Harris, L. J. and H. E. Fitzgerald (1985). “Lateral Cradling Preferences in Men and Women: Results from a Photographic Study.” The Journal of General Psychology 112(2): 185-189.
Parsons, L. M. (1987). “Imagined spatial transformations of one’s hands and feet.” Cognitive Psychology 19(2): 178-241.
Parsons, L. M. (2001). “Integrating cognitive psychology, neurology and neuroimaging.” Acta Psychologica 107(1-3): 155-181.
Porac, C. and S. Cohen (1976). “The dominant eye.” Psychological Bulletin 83(5): 880-897.
Putnam, S. M. C. F. H. (1996). “Direction and Reliability of Head Tilt in Humans.” Laterality 1(2): 153-160.
Stanton, T., C. Lin, R. Smeets, D. Taylor, R. Law and G. Moseley (2012). “Spatially-defined disruption of motor imagery performance in people with osteoarthritis.” Rheumatology 51: 1455-1464.
Wallwork, S. B., D. S. Butler, I. Fulton, H. Stewart, I. Darmawan and G. L. Moseley (2013). “Left/right neck rotation judgments are affected by age, gender, handedness and image rotation.” Manual Therapy 18: 225-230.

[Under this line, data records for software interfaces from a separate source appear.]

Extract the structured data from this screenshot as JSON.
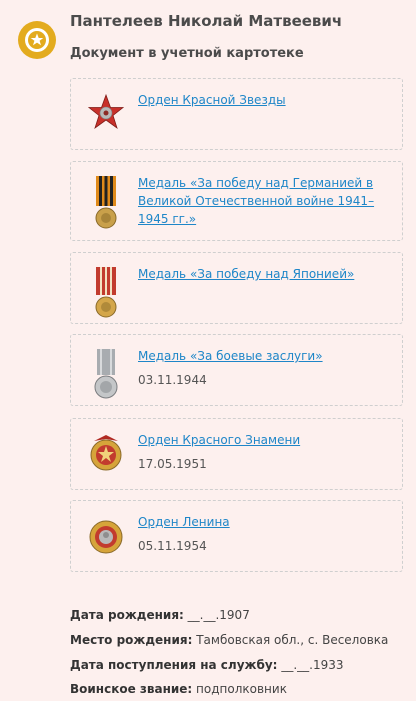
{
  "person": {
    "name": "Пантелеев Николай Матвеевич",
    "document_type": "Документ в учетной картотеке"
  },
  "awards": [
    {
      "title": "Орден Красной Звезды",
      "date": "",
      "icon": "red-star-order-icon"
    },
    {
      "title": "Медаль «За победу над Германией в Великой Отечественной войне 1941–1945 гг.»",
      "date": "",
      "icon": "victory-over-germany-medal-icon"
    },
    {
      "title": "Медаль «За победу над Японией»",
      "date": "",
      "icon": "victory-over-japan-medal-icon"
    },
    {
      "title": "Медаль «За боевые заслуги»",
      "date": "03.11.1944",
      "icon": "combat-merit-medal-icon"
    },
    {
      "title": "Орден Красного Знамени",
      "date": "17.05.1951",
      "icon": "red-banner-order-icon"
    },
    {
      "title": "Орден Ленина",
      "date": "05.11.1954",
      "icon": "lenin-order-icon"
    }
  ],
  "details": {
    "birth_date_label": "Дата рождения:",
    "birth_date_value": "__.__.1907",
    "birth_place_label": "Место рождения:",
    "birth_place_value": "Тамбовская обл., с. Веселовка",
    "service_start_label": "Дата поступления на службу:",
    "service_start_value": "__.__.1933",
    "rank_label": "Воинское звание:",
    "rank_value": "подполковник"
  },
  "colors": {
    "background": "#fdf0ee",
    "link": "#1e86c8",
    "logo_gold": "#e3ab1e"
  }
}
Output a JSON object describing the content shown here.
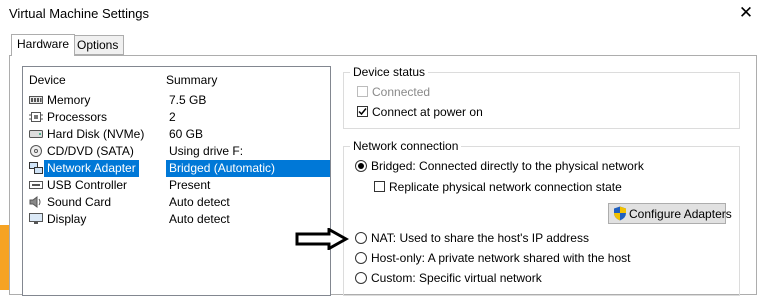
{
  "window": {
    "title": "Virtual Machine Settings",
    "close_glyph": "✕"
  },
  "tabs": [
    {
      "label": "Hardware",
      "active": true
    },
    {
      "label": "Options",
      "active": false
    }
  ],
  "device_list": {
    "col_device": "Device",
    "col_summary": "Summary",
    "items": [
      {
        "name": "Memory",
        "summary": "7.5 GB",
        "icon": "memory-icon"
      },
      {
        "name": "Processors",
        "summary": "2",
        "icon": "processor-icon"
      },
      {
        "name": "Hard Disk (NVMe)",
        "summary": "60 GB",
        "icon": "hard-disk-icon"
      },
      {
        "name": "CD/DVD (SATA)",
        "summary": "Using drive F:",
        "icon": "cd-dvd-icon"
      },
      {
        "name": "Network Adapter",
        "summary": "Bridged (Automatic)",
        "icon": "network-adapter-icon",
        "selected": true
      },
      {
        "name": "USB Controller",
        "summary": "Present",
        "icon": "usb-icon"
      },
      {
        "name": "Sound Card",
        "summary": "Auto detect",
        "icon": "sound-card-icon"
      },
      {
        "name": "Display",
        "summary": "Auto detect",
        "icon": "display-icon"
      }
    ]
  },
  "device_status": {
    "title": "Device status",
    "connected": {
      "label": "Connected",
      "checked": false,
      "disabled": true
    },
    "connect_at_power_on": {
      "label": "Connect at power on",
      "checked": true
    }
  },
  "network_connection": {
    "title": "Network connection",
    "bridged": {
      "label": "Bridged: Connected directly to the physical network",
      "selected": true
    },
    "replicate": {
      "label": "Replicate physical network connection state",
      "checked": false
    },
    "configure_adapters": "Configure Adapters",
    "nat": {
      "label": "NAT: Used to share the host's IP address",
      "selected": false
    },
    "host_only": {
      "label": "Host-only: A private network shared with the host",
      "selected": false
    },
    "custom": {
      "label": "Custom: Specific virtual network",
      "selected": false
    }
  },
  "colors": {
    "selection": "#0078d7",
    "orange_strip": "#f6a323"
  }
}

Wallwork SB, Butler DS, Fulton I, Stewart H, Darmawan I, & Moseley GL (2013). Left/right neck rotation judgments are affected by age, gender, handedness and image rotation. Manual Therapy 18: 225-230 PMID: 23357411